What to produce ▸ Return all of the entries word for word, but omit the pictures they contain.

(Stored items from a collection)
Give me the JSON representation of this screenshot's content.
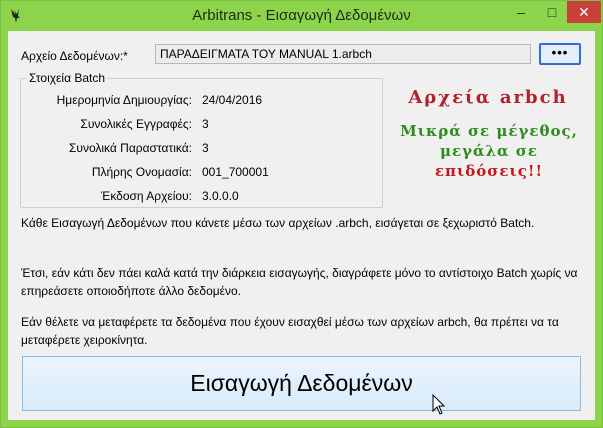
{
  "window": {
    "title": "Arbitrans - Εισαγωγή Δεδομένων",
    "controls": {
      "minimize": "–",
      "maximize": "□",
      "close": "✕"
    }
  },
  "file": {
    "label": "Αρχείο Δεδομένων:*",
    "value": "ΠΑΡΑΔΕΙΓΜΑΤΑ ΤΟΥ MANUAL 1.arbch",
    "browse_label": "•••"
  },
  "batch": {
    "title": "Στοιχεία Batch",
    "rows": [
      {
        "label": "Ημερομηνία Δημιουργίας:",
        "value": "24/04/2016"
      },
      {
        "label": "Συνολικές Εγγραφές:",
        "value": "3"
      },
      {
        "label": "Συνολικά Παραστατικά:",
        "value": "3"
      },
      {
        "label": "Πλήρης Ονομασία:",
        "value": "001_700001"
      },
      {
        "label": "Έκδοση Αρχείου:",
        "value": "3.0.0.0"
      }
    ]
  },
  "promo": {
    "title": "Αρχεία arbch",
    "line1": "Μικρά σε μέγεθος,",
    "line2": "μεγάλα σε",
    "line3": "επιδόσεις!!"
  },
  "info": {
    "p1": "Κάθε Εισαγωγή Δεδομένων που κάνετε μέσω των αρχείων .arbch, εισάγεται σε ξεχωριστό Batch.",
    "p2": "Έτσι, εάν κάτι δεν πάει καλά κατά την διάρκεια εισαγωγής, διαγράφετε μόνο το αντίστοιχο Batch χωρίς να επηρεάσετε οποιοδήποτε άλλο δεδομένο.",
    "p3": "Εάν θέλετε να μεταφέρετε τα δεδομένα που έχουν εισαχθεί μέσω των αρχείων arbch, θα πρέπει να τα μεταφέρετε χειροκίνητα."
  },
  "import_button": {
    "label": "Εισαγωγή Δεδομένων"
  },
  "colors": {
    "titlebar": "#8cd44c",
    "promo_red": "#b0232a",
    "promo_green": "#2e8b1e"
  },
  "icons": {
    "app": "eagle-icon",
    "cursor": "mouse-pointer-icon"
  }
}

Answer to this exercise ▸
Give me the JSON representation of this screenshot's content.
{
  "window": {
    "title": "Arbitrans - Εισαγωγή Δεδομένων",
    "controls": {
      "minimize": "–",
      "maximize": "□",
      "close": "✕"
    }
  },
  "file": {
    "label": "Αρχείο Δεδομένων:*",
    "value": "ΠΑΡΑΔΕΙΓΜΑΤΑ ΤΟΥ MANUAL 1.arbch",
    "browse_label": "•••"
  },
  "batch": {
    "title": "Στοιχεία Batch",
    "rows": [
      {
        "label": "Ημερομηνία Δημιουργίας:",
        "value": "24/04/2016"
      },
      {
        "label": "Συνολικές Εγγραφές:",
        "value": "3"
      },
      {
        "label": "Συνολικά Παραστατικά:",
        "value": "3"
      },
      {
        "label": "Πλήρης Ονομασία:",
        "value": "001_700001"
      },
      {
        "label": "Έκδοση Αρχείου:",
        "value": "3.0.0.0"
      }
    ]
  },
  "promo": {
    "title": "Αρχεία arbch",
    "line1": "Μικρά σε μέγεθος,",
    "line2": "μεγάλα σε",
    "line3": "επιδόσεις!!"
  },
  "info": {
    "p1": "Κάθε Εισαγωγή Δεδομένων που κάνετε μέσω των αρχείων .arbch, εισάγεται σε ξεχωριστό Batch.",
    "p2": "Έτσι, εάν κάτι δεν πάει καλά κατά την διάρκεια εισαγωγής, διαγράφετε μόνο το αντίστοιχο Batch χωρίς να επηρεάσετε οποιοδήποτε άλλο δεδομένο.",
    "p3": "Εάν θέλετε να μεταφέρετε τα δεδομένα που έχουν εισαχθεί μέσω των αρχείων arbch, θα πρέπει να τα μεταφέρετε χειροκίνητα."
  },
  "import_button": {
    "label": "Εισαγωγή Δεδομένων"
  },
  "colors": {
    "titlebar": "#8cd44c",
    "promo_red": "#b0232a",
    "promo_green": "#2e8b1e"
  },
  "icons": {
    "app": "eagle-icon",
    "cursor": "mouse-pointer-icon"
  }
}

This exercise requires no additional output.